Retype all entries exactly, skipping pictures.

+++ Data for analysis

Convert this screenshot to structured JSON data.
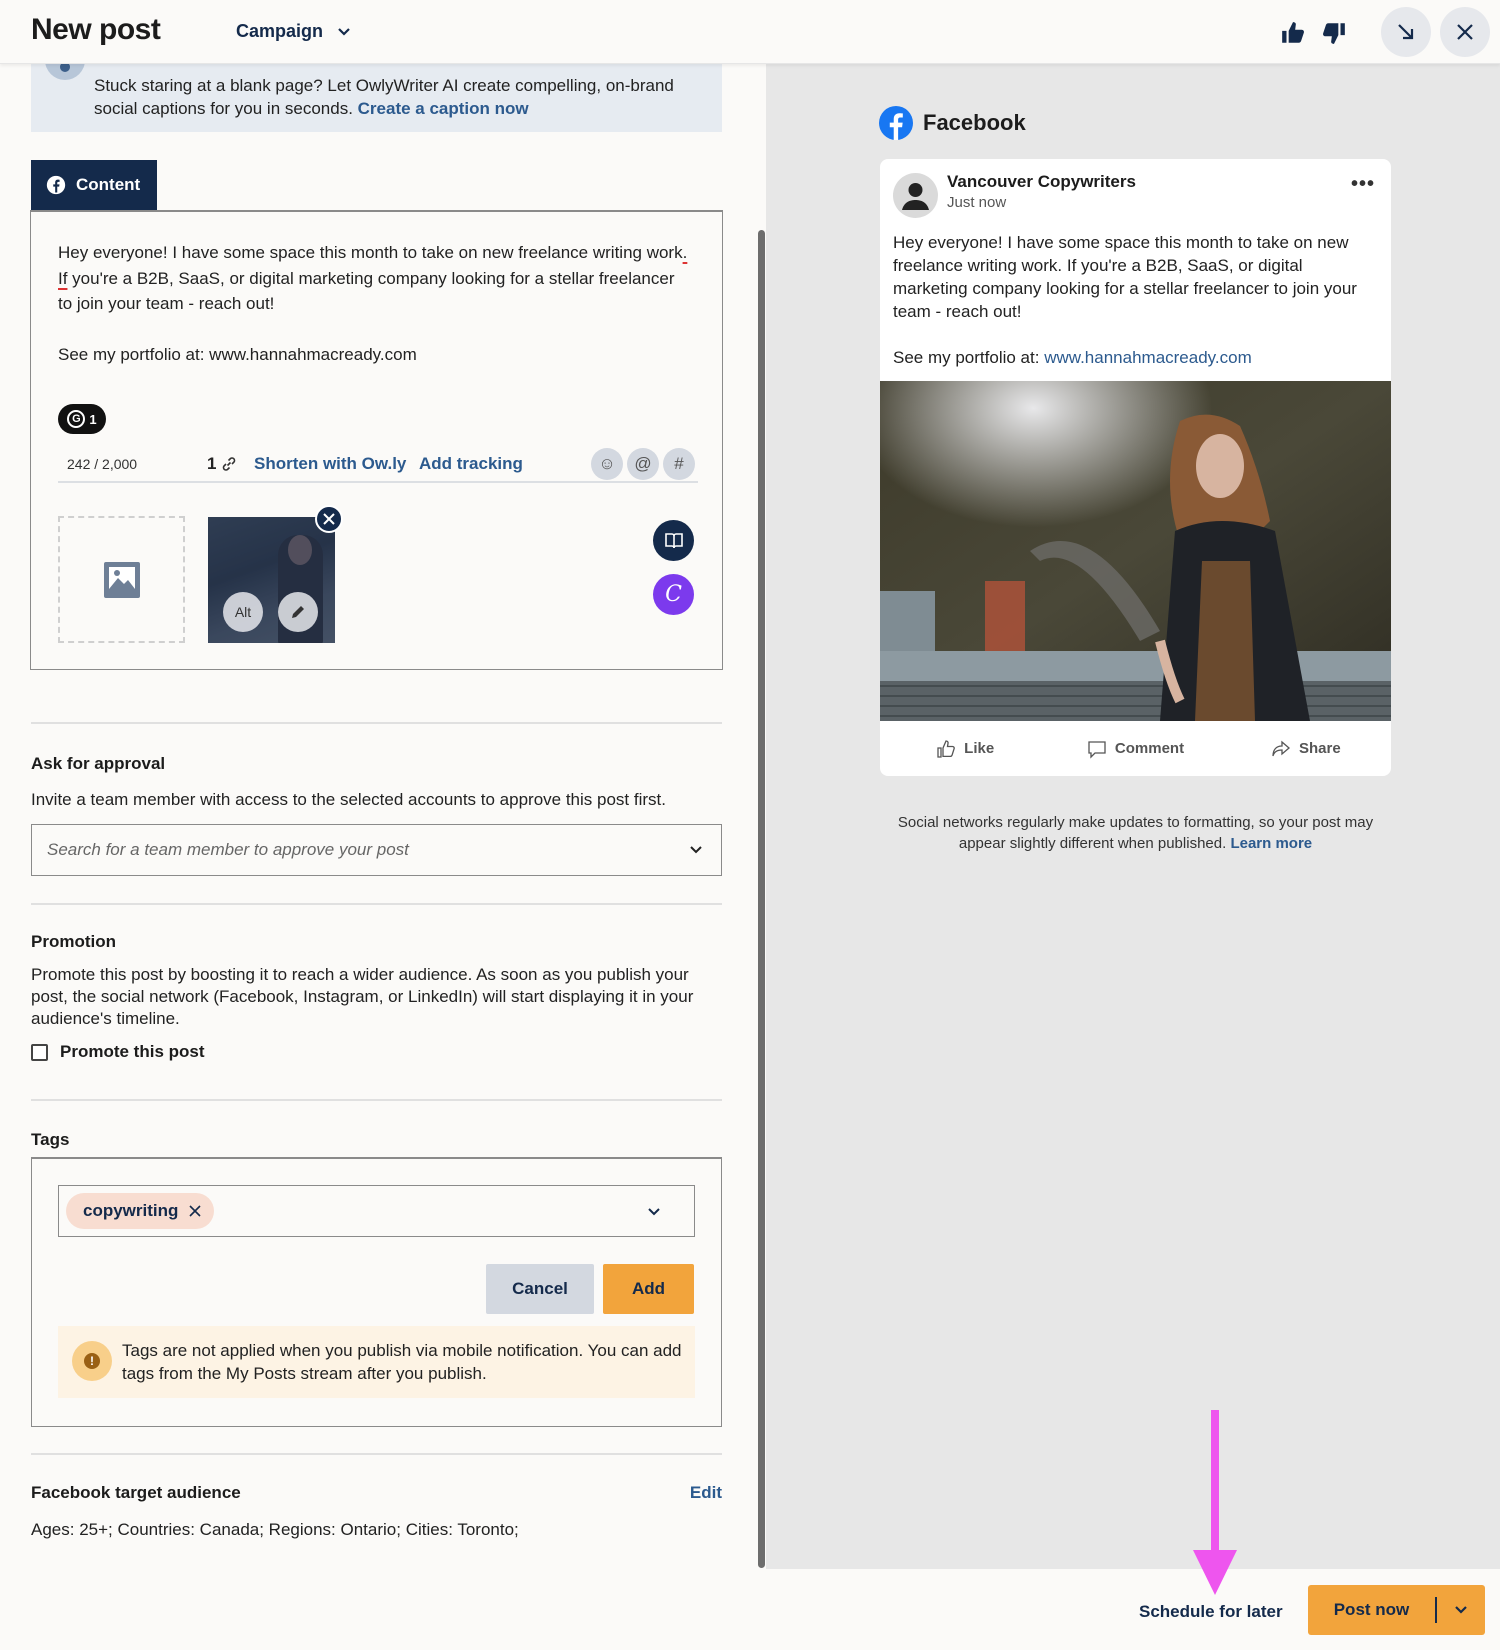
{
  "header": {
    "title": "New post",
    "campaign_label": "Campaign",
    "icons": [
      "thumbs-up-icon",
      "thumbs-down-icon",
      "minimize-icon",
      "close-icon"
    ]
  },
  "ai_banner": {
    "text": "Stuck staring at a blank page? Let OwlyWriter AI create compelling, on-brand social captions for you in seconds.",
    "link": "Create a caption now"
  },
  "composer": {
    "tab_label": "Content",
    "text_line1_pre": "Hey everyone! I have some space this month to take on new freelance writing work",
    "text_line1_end": ".",
    "text_line2_first": "If",
    "text_line2_rest": " you're a B2B, SaaS, or digital marketing company looking for a stellar freelancer to join your team - reach out!",
    "text_portfolio": "See my portfolio at: www.hannahmacready.com",
    "grammarly_count": "1",
    "char_count": "242 / 2,000",
    "link_count": "1",
    "shorten_label": "Shorten with Ow.ly",
    "tracking_label": "Add tracking",
    "emoji_label": "☺",
    "mention_label": "@",
    "hashtag_label": "#",
    "alt_label": "Alt",
    "canva_label": "C"
  },
  "approval": {
    "title": "Ask for approval",
    "description": "Invite a team member with access to the selected accounts to approve this post first.",
    "placeholder": "Search for a team member to approve your post"
  },
  "promotion": {
    "title": "Promotion",
    "description": "Promote this post by boosting it to reach a wider audience. As soon as you publish your post, the social network (Facebook, Instagram, or LinkedIn) will start displaying it in your audience's timeline.",
    "checkbox_label": "Promote this post",
    "checked": false
  },
  "tags": {
    "title": "Tags",
    "chips": [
      "copywriting"
    ],
    "cancel_label": "Cancel",
    "add_label": "Add",
    "note": "Tags are not applied when you publish via mobile notification. You can add tags from the My Posts stream after you publish."
  },
  "audience": {
    "title": "Facebook target audience",
    "edit_label": "Edit",
    "summary": "Ages: 25+; Countries: Canada; Regions: Ontario; Cities: Toronto;"
  },
  "preview": {
    "network": "Facebook",
    "account_name": "Vancouver Copywriters",
    "timestamp": "Just now",
    "body": "Hey everyone! I have some space this month to take on new freelance writing work. If you're a B2B, SaaS, or digital marketing company looking for a stellar freelancer to join your team - reach out!",
    "portfolio_prefix": "See my portfolio at: ",
    "portfolio_link": "www.hannahmacready.com",
    "actions": [
      "Like",
      "Comment",
      "Share"
    ],
    "note": "Social networks regularly make updates to formatting, so your post may appear slightly different when published.",
    "note_link": "Learn more"
  },
  "footer": {
    "schedule_label": "Schedule for later",
    "post_now_label": "Post now"
  },
  "colors": {
    "navy": "#142a4b",
    "accent_orange": "#f2a43c",
    "link_blue": "#2c5a8e",
    "facebook_blue": "#1877f2",
    "canva_purple": "#7c3aed",
    "annotation_magenta": "#ee55ee"
  }
}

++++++

## Reply
Convert this screenshot to structured JSON data.
{
  "header": {
    "title": "New post",
    "campaign_label": "Campaign",
    "icons": [
      "thumbs-up-icon",
      "thumbs-down-icon",
      "minimize-icon",
      "close-icon"
    ]
  },
  "ai_banner": {
    "text": "Stuck staring at a blank page? Let OwlyWriter AI create compelling, on-brand social captions for you in seconds.",
    "link": "Create a caption now"
  },
  "composer": {
    "tab_label": "Content",
    "text_line1_pre": "Hey everyone! I have some space this month to take on new freelance writing work",
    "text_line1_end": ".",
    "text_line2_first": "If",
    "text_line2_rest": " you're a B2B, SaaS, or digital marketing company looking for a stellar freelancer to join your team - reach out!",
    "text_portfolio": "See my portfolio at: www.hannahmacready.com",
    "grammarly_count": "1",
    "char_count": "242 / 2,000",
    "link_count": "1",
    "shorten_label": "Shorten with Ow.ly",
    "tracking_label": "Add tracking",
    "emoji_label": "☺",
    "mention_label": "@",
    "hashtag_label": "#",
    "alt_label": "Alt",
    "canva_label": "C"
  },
  "approval": {
    "title": "Ask for approval",
    "description": "Invite a team member with access to the selected accounts to approve this post first.",
    "placeholder": "Search for a team member to approve your post"
  },
  "promotion": {
    "title": "Promotion",
    "description": "Promote this post by boosting it to reach a wider audience. As soon as you publish your post, the social network (Facebook, Instagram, or LinkedIn) will start displaying it in your audience's timeline.",
    "checkbox_label": "Promote this post",
    "checked": false
  },
  "tags": {
    "title": "Tags",
    "chips": [
      "copywriting"
    ],
    "cancel_label": "Cancel",
    "add_label": "Add",
    "note": "Tags are not applied when you publish via mobile notification. You can add tags from the My Posts stream after you publish."
  },
  "audience": {
    "title": "Facebook target audience",
    "edit_label": "Edit",
    "summary": "Ages: 25+; Countries: Canada; Regions: Ontario; Cities: Toronto;"
  },
  "preview": {
    "network": "Facebook",
    "account_name": "Vancouver Copywriters",
    "timestamp": "Just now",
    "body": "Hey everyone! I have some space this month to take on new freelance writing work. If you're a B2B, SaaS, or digital marketing company looking for a stellar freelancer to join your team - reach out!",
    "portfolio_prefix": "See my portfolio at: ",
    "portfolio_link": "www.hannahmacready.com",
    "actions": [
      "Like",
      "Comment",
      "Share"
    ],
    "note": "Social networks regularly make updates to formatting, so your post may appear slightly different when published.",
    "note_link": "Learn more"
  },
  "footer": {
    "schedule_label": "Schedule for later",
    "post_now_label": "Post now"
  },
  "colors": {
    "navy": "#142a4b",
    "accent_orange": "#f2a43c",
    "link_blue": "#2c5a8e",
    "facebook_blue": "#1877f2",
    "canva_purple": "#7c3aed",
    "annotation_magenta": "#ee55ee"
  }
}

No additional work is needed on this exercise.